The “stinking toe” of the Caribbean Islands may not sound appetizing, but to many residents, it is one of the land’s most delicious fruits.
Officially known as the West Indian Locust, the stinking toe tree produces a seed pod that looks like a big, brown toe and also smells like one when the hard outer shell is cracked open. To make up for the nearly unbearable smell, the fibrous, powdery tanfruit has an addicting sweet taste inside.
“If the fruit is rotten, you can tell by the lack of smell,” said Nate Olive, program director of the organic Ridge to Reef farm in St Croix on the US Virgin Islands. “But when that crisp, pungent smell hits a stinking toe veteran’s nose, it activates the salivary glands.” He recommends letting the fibrous pulp melt in the mouth.
Throughout the islands, you may be able to find the stinking toe served in juice or pick it from one of the wild-growing trees, though recent storms have destroyed some older trees, so the fruit is harder to find than it once was.
Not brave enough to take a bite right from the pod? At Ridge to Reef, the chefs serve stinking toe in passion fruit cups or in ice cream when the fruit is in season (usually late winter or early spring). Stay on the farm in a shared cabana for $45 a night, or get a private cabana for $95 a night.

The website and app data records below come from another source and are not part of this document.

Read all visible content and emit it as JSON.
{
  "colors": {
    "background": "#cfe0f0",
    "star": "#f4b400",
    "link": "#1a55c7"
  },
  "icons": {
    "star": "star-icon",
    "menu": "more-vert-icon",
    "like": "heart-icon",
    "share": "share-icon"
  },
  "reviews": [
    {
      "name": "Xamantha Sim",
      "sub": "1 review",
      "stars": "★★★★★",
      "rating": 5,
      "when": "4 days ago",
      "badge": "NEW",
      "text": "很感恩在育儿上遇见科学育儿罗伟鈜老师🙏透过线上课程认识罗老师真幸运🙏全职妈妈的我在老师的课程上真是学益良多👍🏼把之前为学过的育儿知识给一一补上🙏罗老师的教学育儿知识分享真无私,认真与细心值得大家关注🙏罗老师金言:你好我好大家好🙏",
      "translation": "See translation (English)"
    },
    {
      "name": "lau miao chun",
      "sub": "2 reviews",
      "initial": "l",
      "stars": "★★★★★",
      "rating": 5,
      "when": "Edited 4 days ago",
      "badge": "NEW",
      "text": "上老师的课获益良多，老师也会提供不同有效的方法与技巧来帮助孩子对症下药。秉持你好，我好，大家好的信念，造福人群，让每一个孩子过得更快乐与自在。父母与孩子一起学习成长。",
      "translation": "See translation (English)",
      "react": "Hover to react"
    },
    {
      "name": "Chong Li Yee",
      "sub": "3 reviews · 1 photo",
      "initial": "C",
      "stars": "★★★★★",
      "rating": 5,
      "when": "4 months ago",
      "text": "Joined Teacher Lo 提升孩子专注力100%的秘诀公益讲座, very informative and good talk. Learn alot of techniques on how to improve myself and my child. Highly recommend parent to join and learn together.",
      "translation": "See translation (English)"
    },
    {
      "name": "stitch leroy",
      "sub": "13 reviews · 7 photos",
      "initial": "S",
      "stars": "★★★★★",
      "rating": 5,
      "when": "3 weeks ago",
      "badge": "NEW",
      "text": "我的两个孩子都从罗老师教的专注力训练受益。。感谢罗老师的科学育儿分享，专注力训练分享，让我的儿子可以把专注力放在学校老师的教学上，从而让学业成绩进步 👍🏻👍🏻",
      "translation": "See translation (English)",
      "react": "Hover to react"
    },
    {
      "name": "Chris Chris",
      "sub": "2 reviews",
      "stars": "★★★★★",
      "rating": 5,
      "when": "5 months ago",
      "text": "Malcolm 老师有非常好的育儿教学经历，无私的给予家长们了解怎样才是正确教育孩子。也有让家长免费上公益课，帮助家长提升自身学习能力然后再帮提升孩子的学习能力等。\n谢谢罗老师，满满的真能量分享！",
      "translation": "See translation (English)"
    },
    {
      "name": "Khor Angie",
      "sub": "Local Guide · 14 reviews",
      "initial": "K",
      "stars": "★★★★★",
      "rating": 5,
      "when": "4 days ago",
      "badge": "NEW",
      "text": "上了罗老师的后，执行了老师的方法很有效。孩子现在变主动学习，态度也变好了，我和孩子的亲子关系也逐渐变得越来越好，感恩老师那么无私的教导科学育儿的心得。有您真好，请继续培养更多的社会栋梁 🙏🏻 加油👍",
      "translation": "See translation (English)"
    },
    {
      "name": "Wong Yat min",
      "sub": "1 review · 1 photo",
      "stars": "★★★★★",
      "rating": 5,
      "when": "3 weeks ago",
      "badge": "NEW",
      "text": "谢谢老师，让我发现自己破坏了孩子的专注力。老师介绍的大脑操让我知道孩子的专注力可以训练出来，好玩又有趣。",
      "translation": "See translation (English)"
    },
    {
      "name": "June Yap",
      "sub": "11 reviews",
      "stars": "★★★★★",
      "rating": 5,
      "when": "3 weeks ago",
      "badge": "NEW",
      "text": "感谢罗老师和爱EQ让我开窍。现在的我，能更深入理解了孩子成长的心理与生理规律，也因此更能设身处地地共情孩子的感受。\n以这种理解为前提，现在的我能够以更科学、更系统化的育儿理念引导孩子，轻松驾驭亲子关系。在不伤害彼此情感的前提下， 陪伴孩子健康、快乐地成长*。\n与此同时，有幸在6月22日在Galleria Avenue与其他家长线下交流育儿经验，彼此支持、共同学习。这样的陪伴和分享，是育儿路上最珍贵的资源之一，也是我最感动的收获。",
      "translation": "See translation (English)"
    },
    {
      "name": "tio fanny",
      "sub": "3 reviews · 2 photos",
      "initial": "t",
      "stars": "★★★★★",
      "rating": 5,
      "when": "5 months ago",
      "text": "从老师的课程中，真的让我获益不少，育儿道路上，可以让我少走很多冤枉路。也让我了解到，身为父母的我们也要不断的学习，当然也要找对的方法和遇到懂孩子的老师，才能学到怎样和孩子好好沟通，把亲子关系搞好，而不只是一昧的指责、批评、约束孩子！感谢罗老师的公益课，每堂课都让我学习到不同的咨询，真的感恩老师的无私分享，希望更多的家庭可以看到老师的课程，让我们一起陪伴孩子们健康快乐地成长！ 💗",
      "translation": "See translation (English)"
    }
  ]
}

Even if you don’t come to love the smell, the fruit’s nutrition benefits might win you over. The stinking toe comes packed with iron and calcium and has a history of being a natural energy booster.